- _What is needed_: Give back all the data exactly, line by line.

- _Data under study_:
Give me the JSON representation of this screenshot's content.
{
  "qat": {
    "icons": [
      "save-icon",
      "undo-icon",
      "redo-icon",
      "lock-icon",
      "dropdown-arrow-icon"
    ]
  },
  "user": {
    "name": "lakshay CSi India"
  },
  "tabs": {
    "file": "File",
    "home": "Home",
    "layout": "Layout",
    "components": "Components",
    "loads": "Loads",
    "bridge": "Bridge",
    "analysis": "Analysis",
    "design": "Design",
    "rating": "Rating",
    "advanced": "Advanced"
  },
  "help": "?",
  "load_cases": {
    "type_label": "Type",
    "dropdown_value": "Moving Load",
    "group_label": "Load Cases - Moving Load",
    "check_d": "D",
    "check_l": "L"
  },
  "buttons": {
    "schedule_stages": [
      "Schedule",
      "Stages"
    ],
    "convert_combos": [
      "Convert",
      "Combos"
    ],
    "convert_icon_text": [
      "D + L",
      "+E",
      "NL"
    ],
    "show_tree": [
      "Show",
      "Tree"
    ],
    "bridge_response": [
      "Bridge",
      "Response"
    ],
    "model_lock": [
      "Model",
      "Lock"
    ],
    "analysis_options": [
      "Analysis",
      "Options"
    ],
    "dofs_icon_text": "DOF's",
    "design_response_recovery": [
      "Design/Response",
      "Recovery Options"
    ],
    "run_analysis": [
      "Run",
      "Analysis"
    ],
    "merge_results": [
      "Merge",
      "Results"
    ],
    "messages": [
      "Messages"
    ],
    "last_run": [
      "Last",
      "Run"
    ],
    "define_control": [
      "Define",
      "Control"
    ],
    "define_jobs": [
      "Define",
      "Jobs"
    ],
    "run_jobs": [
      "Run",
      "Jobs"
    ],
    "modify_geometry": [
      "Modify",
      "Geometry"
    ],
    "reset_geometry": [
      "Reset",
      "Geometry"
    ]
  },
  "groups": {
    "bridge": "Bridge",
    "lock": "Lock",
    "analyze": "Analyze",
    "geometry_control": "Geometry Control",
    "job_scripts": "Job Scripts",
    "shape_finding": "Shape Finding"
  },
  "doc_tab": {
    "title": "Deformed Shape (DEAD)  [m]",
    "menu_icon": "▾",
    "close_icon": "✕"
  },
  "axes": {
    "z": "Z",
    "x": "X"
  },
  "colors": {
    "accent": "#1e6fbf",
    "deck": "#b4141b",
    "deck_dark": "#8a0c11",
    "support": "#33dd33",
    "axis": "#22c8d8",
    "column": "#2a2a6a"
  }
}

- _Task solution_:
Give me the JSON representation of this screenshot's content.
{
  "qat": {
    "icons": [
      "save-icon",
      "undo-icon",
      "redo-icon",
      "lock-icon",
      "dropdown-arrow-icon"
    ]
  },
  "user": {
    "name": "lakshay CSi India"
  },
  "tabs": {
    "file": "File",
    "home": "Home",
    "layout": "Layout",
    "components": "Components",
    "loads": "Loads",
    "bridge": "Bridge",
    "analysis": "Analysis",
    "design": "Design",
    "rating": "Rating",
    "advanced": "Advanced"
  },
  "help": "?",
  "load_cases": {
    "type_label": "Type",
    "dropdown_value": "Moving Load",
    "group_label": "Load Cases - Moving Load",
    "check_d": "D",
    "check_l": "L"
  },
  "buttons": {
    "schedule_stages": [
      "Schedule",
      "Stages"
    ],
    "convert_combos": [
      "Convert",
      "Combos"
    ],
    "convert_icon_text": [
      "D + L",
      "+E",
      "NL"
    ],
    "show_tree": [
      "Show",
      "Tree"
    ],
    "bridge_response": [
      "Bridge",
      "Response"
    ],
    "model_lock": [
      "Model",
      "Lock"
    ],
    "analysis_options": [
      "Analysis",
      "Options"
    ],
    "dofs_icon_text": "DOF's",
    "design_response_recovery": [
      "Design/Response",
      "Recovery Options"
    ],
    "run_analysis": [
      "Run",
      "Analysis"
    ],
    "merge_results": [
      "Merge",
      "Results"
    ],
    "messages": [
      "Messages"
    ],
    "last_run": [
      "Last",
      "Run"
    ],
    "define_control": [
      "Define",
      "Control"
    ],
    "define_jobs": [
      "Define",
      "Jobs"
    ],
    "run_jobs": [
      "Run",
      "Jobs"
    ],
    "modify_geometry": [
      "Modify",
      "Geometry"
    ],
    "reset_geometry": [
      "Reset",
      "Geometry"
    ]
  },
  "groups": {
    "bridge": "Bridge",
    "lock": "Lock",
    "analyze": "Analyze",
    "geometry_control": "Geometry Control",
    "job_scripts": "Job Scripts",
    "shape_finding": "Shape Finding"
  },
  "doc_tab": {
    "title": "Deformed Shape (DEAD)  [m]",
    "menu_icon": "▾",
    "close_icon": "✕"
  },
  "axes": {
    "z": "Z",
    "x": "X"
  },
  "colors": {
    "accent": "#1e6fbf",
    "deck": "#b4141b",
    "deck_dark": "#8a0c11",
    "support": "#33dd33",
    "axis": "#22c8d8",
    "column": "#2a2a6a"
  }
}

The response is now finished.